Dataset records -
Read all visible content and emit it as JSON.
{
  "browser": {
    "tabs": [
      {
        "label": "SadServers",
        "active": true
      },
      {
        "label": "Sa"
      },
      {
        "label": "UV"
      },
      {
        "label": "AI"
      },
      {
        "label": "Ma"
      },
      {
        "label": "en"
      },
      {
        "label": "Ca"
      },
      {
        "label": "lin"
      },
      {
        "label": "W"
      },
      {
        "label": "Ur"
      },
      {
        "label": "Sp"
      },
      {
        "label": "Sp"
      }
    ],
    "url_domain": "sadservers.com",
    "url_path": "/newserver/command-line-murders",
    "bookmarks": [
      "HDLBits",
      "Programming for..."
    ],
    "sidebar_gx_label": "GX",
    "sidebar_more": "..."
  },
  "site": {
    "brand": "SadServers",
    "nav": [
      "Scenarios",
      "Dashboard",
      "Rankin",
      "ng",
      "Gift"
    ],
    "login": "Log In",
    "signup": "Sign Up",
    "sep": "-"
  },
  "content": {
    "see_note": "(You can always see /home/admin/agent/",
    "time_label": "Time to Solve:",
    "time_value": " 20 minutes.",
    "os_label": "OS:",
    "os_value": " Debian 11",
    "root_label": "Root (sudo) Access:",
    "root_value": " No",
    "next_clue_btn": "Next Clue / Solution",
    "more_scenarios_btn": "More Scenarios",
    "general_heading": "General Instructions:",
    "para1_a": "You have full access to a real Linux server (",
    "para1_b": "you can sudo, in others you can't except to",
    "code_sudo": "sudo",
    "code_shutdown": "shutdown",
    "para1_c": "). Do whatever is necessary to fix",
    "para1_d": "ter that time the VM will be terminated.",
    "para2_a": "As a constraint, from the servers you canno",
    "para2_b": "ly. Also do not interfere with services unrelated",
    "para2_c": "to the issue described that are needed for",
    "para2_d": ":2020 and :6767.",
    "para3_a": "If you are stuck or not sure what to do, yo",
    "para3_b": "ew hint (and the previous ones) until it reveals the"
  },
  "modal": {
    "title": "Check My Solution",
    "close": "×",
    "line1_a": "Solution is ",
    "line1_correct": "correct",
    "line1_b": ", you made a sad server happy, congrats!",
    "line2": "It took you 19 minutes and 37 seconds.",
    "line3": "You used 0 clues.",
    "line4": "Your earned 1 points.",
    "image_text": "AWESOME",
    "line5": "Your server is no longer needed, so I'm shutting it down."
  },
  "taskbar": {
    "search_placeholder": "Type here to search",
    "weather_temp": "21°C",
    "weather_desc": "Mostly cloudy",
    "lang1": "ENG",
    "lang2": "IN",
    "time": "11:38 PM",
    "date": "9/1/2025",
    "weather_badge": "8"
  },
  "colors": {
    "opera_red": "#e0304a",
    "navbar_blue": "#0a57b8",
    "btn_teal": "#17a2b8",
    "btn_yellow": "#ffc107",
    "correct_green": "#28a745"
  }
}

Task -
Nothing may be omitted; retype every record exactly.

Expected answer -
Read all visible content and emit it as JSON.
{
  "browser": {
    "tabs": [
      {
        "label": "SadServers",
        "active": true
      },
      {
        "label": "Sa"
      },
      {
        "label": "UV"
      },
      {
        "label": "AI"
      },
      {
        "label": "Ma"
      },
      {
        "label": "en"
      },
      {
        "label": "Ca"
      },
      {
        "label": "lin"
      },
      {
        "label": "W"
      },
      {
        "label": "Ur"
      },
      {
        "label": "Sp"
      },
      {
        "label": "Sp"
      }
    ],
    "url_domain": "sadservers.com",
    "url_path": "/newserver/command-line-murders",
    "bookmarks": [
      "HDLBits",
      "Programming for..."
    ],
    "sidebar_gx_label": "GX",
    "sidebar_more": "..."
  },
  "site": {
    "brand": "SadServers",
    "nav": [
      "Scenarios",
      "Dashboard",
      "Rankin",
      "ng",
      "Gift"
    ],
    "login": "Log In",
    "signup": "Sign Up",
    "sep": "-"
  },
  "content": {
    "see_note": "(You can always see /home/admin/agent/",
    "time_label": "Time to Solve:",
    "time_value": " 20 minutes.",
    "os_label": "OS:",
    "os_value": " Debian 11",
    "root_label": "Root (sudo) Access:",
    "root_value": " No",
    "next_clue_btn": "Next Clue / Solution",
    "more_scenarios_btn": "More Scenarios",
    "general_heading": "General Instructions:",
    "para1_a": "You have full access to a real Linux server (",
    "para1_b": "you can sudo, in others you can't except to",
    "code_sudo": "sudo",
    "code_shutdown": "shutdown",
    "para1_c": "). Do whatever is necessary to fix",
    "para1_d": "ter that time the VM will be terminated.",
    "para2_a": "As a constraint, from the servers you canno",
    "para2_b": "ly. Also do not interfere with services unrelated",
    "para2_c": "to the issue described that are needed for",
    "para2_d": ":2020 and :6767.",
    "para3_a": "If you are stuck or not sure what to do, yo",
    "para3_b": "ew hint (and the previous ones) until it reveals the"
  },
  "modal": {
    "title": "Check My Solution",
    "close": "×",
    "line1_a": "Solution is ",
    "line1_correct": "correct",
    "line1_b": ", you made a sad server happy, congrats!",
    "line2": "It took you 19 minutes and 37 seconds.",
    "line3": "You used 0 clues.",
    "line4": "Your earned 1 points.",
    "image_text": "AWESOME",
    "line5": "Your server is no longer needed, so I'm shutting it down."
  },
  "taskbar": {
    "search_placeholder": "Type here to search",
    "weather_temp": "21°C",
    "weather_desc": "Mostly cloudy",
    "lang1": "ENG",
    "lang2": "IN",
    "time": "11:38 PM",
    "date": "9/1/2025",
    "weather_badge": "8"
  },
  "colors": {
    "opera_red": "#e0304a",
    "navbar_blue": "#0a57b8",
    "btn_teal": "#17a2b8",
    "btn_yellow": "#ffc107",
    "correct_green": "#28a745"
  }
}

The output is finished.